---------- DATA UNDER STUDY ----------

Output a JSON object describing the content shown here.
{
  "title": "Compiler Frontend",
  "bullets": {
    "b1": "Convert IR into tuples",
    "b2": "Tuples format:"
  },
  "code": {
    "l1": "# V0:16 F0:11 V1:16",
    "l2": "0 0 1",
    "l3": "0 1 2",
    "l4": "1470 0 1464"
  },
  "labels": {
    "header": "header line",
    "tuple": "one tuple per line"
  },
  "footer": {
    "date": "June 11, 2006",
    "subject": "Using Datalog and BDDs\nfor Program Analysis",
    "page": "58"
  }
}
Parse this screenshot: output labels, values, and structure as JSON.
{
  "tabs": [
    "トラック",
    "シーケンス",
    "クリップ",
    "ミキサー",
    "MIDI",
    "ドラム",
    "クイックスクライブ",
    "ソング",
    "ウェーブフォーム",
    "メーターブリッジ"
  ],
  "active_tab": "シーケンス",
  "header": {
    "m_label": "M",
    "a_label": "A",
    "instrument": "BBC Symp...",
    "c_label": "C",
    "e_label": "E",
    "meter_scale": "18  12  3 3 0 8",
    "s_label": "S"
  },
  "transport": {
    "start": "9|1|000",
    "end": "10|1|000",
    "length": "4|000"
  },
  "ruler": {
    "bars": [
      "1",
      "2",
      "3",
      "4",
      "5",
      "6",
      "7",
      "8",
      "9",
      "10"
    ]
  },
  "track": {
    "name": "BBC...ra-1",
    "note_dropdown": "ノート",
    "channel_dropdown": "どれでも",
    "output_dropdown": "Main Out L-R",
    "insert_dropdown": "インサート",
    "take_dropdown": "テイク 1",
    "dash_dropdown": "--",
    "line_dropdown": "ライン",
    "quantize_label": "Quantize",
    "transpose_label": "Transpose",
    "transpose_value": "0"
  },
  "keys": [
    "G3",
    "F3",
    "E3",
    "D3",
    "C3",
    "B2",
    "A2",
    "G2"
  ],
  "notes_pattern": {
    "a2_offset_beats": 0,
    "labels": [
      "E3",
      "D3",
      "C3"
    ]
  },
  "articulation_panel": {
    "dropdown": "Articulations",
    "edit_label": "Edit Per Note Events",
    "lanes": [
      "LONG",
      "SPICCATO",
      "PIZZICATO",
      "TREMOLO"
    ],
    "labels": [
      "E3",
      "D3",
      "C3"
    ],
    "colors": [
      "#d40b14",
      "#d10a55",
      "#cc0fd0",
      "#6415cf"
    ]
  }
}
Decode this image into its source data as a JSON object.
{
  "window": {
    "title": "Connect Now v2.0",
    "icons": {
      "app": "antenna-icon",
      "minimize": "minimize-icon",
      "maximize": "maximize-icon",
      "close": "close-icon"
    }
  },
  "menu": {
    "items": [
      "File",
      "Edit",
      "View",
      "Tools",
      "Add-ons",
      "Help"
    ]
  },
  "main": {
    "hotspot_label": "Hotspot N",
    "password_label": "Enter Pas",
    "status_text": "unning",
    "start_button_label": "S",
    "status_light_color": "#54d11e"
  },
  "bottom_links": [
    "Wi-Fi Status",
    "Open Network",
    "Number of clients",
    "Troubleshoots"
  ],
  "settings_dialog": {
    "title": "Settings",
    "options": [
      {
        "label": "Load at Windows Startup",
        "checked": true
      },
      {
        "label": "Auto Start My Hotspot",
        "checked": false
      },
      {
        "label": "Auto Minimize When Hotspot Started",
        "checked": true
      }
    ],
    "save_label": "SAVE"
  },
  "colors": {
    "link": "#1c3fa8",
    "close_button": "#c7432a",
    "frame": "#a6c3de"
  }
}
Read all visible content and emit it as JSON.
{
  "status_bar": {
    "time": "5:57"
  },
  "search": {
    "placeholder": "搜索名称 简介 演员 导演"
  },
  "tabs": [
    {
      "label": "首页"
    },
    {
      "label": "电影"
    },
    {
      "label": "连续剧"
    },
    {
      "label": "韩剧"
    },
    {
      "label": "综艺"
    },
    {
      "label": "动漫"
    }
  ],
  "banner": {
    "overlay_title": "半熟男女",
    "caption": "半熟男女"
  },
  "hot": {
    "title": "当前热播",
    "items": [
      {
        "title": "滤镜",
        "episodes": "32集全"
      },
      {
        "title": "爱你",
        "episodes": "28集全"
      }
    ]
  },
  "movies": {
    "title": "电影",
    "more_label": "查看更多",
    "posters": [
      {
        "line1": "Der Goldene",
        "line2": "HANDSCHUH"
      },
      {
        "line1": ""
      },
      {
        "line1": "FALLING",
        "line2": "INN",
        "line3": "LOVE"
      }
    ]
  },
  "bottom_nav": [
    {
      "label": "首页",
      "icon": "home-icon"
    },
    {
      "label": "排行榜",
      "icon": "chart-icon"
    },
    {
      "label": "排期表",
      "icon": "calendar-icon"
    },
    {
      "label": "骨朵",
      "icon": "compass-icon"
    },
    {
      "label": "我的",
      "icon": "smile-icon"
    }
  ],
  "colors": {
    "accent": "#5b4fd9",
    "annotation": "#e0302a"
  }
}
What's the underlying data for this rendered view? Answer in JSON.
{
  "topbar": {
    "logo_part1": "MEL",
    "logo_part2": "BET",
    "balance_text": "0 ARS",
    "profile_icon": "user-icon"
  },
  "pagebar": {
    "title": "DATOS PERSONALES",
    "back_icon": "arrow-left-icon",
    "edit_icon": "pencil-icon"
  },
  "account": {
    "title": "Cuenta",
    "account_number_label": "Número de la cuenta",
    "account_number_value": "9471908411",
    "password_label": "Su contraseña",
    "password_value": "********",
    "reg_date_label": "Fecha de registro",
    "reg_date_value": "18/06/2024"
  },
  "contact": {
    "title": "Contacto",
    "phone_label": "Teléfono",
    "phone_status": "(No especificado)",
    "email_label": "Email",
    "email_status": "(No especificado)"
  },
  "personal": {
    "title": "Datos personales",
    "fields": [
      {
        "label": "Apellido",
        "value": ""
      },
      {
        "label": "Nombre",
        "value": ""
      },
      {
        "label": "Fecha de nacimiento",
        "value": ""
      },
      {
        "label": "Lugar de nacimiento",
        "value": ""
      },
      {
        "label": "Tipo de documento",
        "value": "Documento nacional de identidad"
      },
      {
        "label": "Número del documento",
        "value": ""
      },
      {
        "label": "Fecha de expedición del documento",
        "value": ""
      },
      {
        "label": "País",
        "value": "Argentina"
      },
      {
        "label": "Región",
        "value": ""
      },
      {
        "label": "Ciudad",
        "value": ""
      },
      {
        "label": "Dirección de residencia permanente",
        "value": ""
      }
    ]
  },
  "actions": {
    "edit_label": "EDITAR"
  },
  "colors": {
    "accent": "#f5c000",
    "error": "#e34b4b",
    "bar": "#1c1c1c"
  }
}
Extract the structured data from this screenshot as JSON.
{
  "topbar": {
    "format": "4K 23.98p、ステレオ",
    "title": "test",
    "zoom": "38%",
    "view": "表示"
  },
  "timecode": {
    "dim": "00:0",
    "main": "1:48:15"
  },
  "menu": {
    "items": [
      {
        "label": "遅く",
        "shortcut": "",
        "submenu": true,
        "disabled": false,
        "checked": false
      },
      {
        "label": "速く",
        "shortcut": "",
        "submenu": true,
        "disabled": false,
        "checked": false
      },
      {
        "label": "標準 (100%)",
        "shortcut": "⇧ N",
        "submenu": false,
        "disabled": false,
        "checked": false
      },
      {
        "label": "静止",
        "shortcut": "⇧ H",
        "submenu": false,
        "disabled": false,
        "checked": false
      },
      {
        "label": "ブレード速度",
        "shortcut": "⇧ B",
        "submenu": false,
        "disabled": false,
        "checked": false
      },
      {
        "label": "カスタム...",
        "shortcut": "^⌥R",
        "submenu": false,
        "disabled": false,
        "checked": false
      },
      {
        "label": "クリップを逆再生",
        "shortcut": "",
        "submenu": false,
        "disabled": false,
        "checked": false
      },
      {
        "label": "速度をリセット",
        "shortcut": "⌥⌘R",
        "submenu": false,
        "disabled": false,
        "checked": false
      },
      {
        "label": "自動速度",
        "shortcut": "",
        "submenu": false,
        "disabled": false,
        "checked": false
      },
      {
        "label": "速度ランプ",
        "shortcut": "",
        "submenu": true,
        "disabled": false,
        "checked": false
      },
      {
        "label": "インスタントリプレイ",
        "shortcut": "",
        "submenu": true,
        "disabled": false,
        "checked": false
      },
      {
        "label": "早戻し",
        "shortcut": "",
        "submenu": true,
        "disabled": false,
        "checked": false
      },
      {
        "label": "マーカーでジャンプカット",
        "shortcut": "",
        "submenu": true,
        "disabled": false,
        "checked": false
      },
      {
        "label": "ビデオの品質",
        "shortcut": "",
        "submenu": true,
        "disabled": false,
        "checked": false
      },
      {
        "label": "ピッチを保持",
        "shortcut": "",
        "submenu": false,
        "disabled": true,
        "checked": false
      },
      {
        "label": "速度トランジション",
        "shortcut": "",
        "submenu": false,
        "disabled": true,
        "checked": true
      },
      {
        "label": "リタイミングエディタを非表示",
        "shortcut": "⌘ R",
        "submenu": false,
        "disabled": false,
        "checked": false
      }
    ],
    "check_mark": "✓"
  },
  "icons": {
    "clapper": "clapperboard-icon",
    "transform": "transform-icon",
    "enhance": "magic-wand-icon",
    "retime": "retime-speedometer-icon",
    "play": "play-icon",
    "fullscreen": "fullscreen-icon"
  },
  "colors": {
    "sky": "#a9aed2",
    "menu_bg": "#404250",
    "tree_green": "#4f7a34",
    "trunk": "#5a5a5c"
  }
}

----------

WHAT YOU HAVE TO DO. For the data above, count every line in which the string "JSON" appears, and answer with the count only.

FINISHED TASK. 6